··· Provided entries ···
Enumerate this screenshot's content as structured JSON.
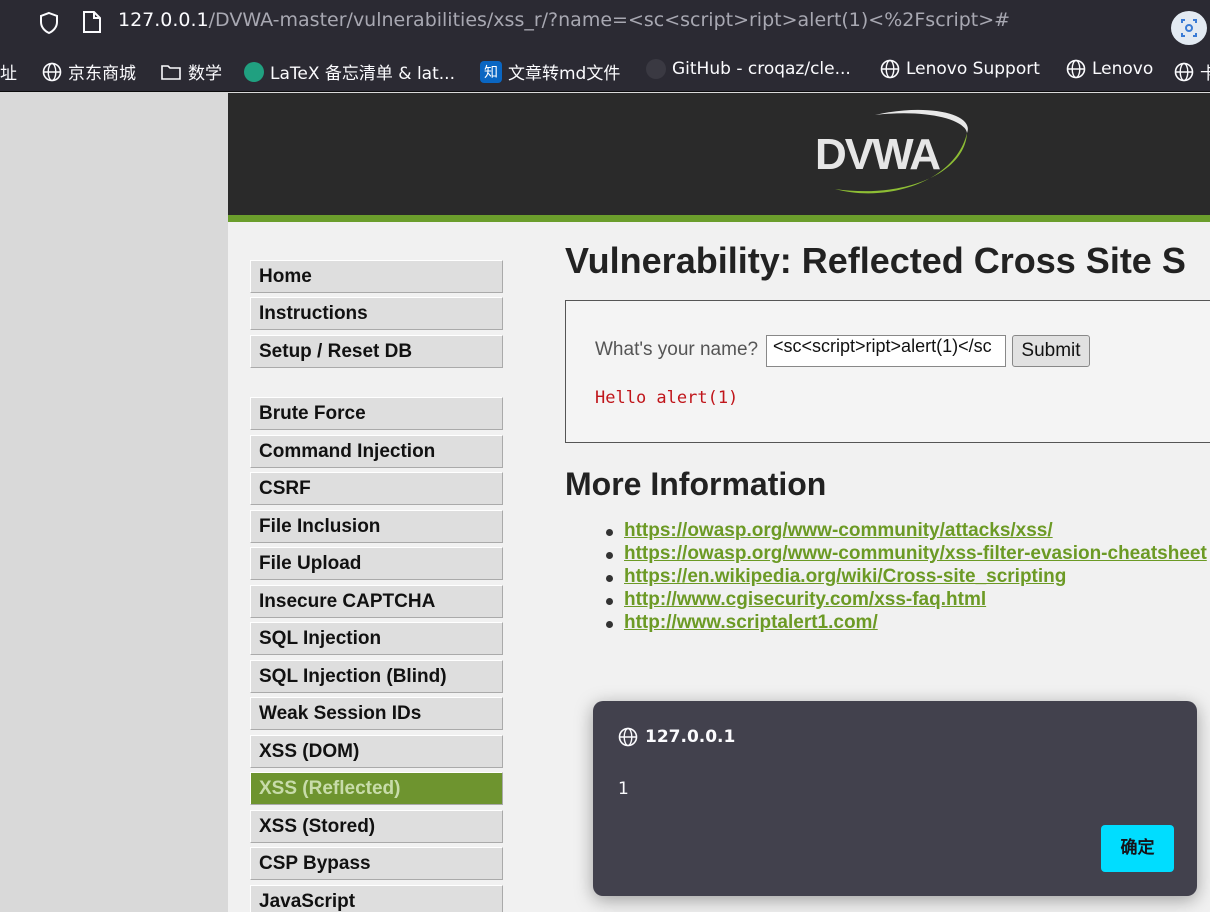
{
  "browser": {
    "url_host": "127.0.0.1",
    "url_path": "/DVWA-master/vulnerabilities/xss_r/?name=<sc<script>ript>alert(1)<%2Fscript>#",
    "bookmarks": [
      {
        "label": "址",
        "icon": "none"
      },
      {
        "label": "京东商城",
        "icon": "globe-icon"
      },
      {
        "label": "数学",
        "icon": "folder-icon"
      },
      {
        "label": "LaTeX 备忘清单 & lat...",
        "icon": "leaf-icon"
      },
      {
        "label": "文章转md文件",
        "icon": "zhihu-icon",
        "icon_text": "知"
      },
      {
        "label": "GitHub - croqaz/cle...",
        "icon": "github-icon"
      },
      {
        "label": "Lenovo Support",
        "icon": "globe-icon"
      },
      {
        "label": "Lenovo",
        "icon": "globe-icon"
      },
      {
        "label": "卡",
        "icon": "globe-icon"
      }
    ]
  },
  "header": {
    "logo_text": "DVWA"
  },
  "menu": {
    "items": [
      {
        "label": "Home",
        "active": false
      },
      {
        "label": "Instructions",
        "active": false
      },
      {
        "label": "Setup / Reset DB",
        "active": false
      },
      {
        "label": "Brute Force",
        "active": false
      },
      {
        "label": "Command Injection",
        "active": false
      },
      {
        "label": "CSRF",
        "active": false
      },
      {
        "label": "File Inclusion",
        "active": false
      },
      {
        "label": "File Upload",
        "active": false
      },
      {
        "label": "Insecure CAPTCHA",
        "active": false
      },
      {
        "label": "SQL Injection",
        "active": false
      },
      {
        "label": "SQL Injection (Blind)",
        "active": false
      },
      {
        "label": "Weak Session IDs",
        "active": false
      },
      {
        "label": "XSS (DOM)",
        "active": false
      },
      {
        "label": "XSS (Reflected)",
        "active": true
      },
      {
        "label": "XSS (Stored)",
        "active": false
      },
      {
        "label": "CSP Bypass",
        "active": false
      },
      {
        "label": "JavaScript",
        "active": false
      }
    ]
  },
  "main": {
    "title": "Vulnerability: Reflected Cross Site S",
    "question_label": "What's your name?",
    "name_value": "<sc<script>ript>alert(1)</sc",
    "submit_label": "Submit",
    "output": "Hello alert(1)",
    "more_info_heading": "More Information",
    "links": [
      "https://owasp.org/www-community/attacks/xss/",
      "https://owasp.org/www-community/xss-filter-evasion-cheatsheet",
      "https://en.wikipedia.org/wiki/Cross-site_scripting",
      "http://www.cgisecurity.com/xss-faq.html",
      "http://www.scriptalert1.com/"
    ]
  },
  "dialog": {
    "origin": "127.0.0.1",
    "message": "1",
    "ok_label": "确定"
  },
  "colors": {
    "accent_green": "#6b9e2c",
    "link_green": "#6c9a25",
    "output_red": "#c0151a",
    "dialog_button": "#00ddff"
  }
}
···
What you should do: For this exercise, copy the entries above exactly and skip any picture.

Expected output:
Enumerate this screenshot's content as structured JSON.
{
  "browser": {
    "url_host": "127.0.0.1",
    "url_path": "/DVWA-master/vulnerabilities/xss_r/?name=<sc<script>ript>alert(1)<%2Fscript>#",
    "bookmarks": [
      {
        "label": "址",
        "icon": "none"
      },
      {
        "label": "京东商城",
        "icon": "globe-icon"
      },
      {
        "label": "数学",
        "icon": "folder-icon"
      },
      {
        "label": "LaTeX 备忘清单 & lat...",
        "icon": "leaf-icon"
      },
      {
        "label": "文章转md文件",
        "icon": "zhihu-icon",
        "icon_text": "知"
      },
      {
        "label": "GitHub - croqaz/cle...",
        "icon": "github-icon"
      },
      {
        "label": "Lenovo Support",
        "icon": "globe-icon"
      },
      {
        "label": "Lenovo",
        "icon": "globe-icon"
      },
      {
        "label": "卡",
        "icon": "globe-icon"
      }
    ]
  },
  "header": {
    "logo_text": "DVWA"
  },
  "menu": {
    "items": [
      {
        "label": "Home",
        "active": false
      },
      {
        "label": "Instructions",
        "active": false
      },
      {
        "label": "Setup / Reset DB",
        "active": false
      },
      {
        "label": "Brute Force",
        "active": false
      },
      {
        "label": "Command Injection",
        "active": false
      },
      {
        "label": "CSRF",
        "active": false
      },
      {
        "label": "File Inclusion",
        "active": false
      },
      {
        "label": "File Upload",
        "active": false
      },
      {
        "label": "Insecure CAPTCHA",
        "active": false
      },
      {
        "label": "SQL Injection",
        "active": false
      },
      {
        "label": "SQL Injection (Blind)",
        "active": false
      },
      {
        "label": "Weak Session IDs",
        "active": false
      },
      {
        "label": "XSS (DOM)",
        "active": false
      },
      {
        "label": "XSS (Reflected)",
        "active": true
      },
      {
        "label": "XSS (Stored)",
        "active": false
      },
      {
        "label": "CSP Bypass",
        "active": false
      },
      {
        "label": "JavaScript",
        "active": false
      }
    ]
  },
  "main": {
    "title": "Vulnerability: Reflected Cross Site S",
    "question_label": "What's your name?",
    "name_value": "<sc<script>ript>alert(1)</sc",
    "submit_label": "Submit",
    "output": "Hello alert(1)",
    "more_info_heading": "More Information",
    "links": [
      "https://owasp.org/www-community/attacks/xss/",
      "https://owasp.org/www-community/xss-filter-evasion-cheatsheet",
      "https://en.wikipedia.org/wiki/Cross-site_scripting",
      "http://www.cgisecurity.com/xss-faq.html",
      "http://www.scriptalert1.com/"
    ]
  },
  "dialog": {
    "origin": "127.0.0.1",
    "message": "1",
    "ok_label": "确定"
  },
  "colors": {
    "accent_green": "#6b9e2c",
    "link_green": "#6c9a25",
    "output_red": "#c0151a",
    "dialog_button": "#00ddff"
  }
}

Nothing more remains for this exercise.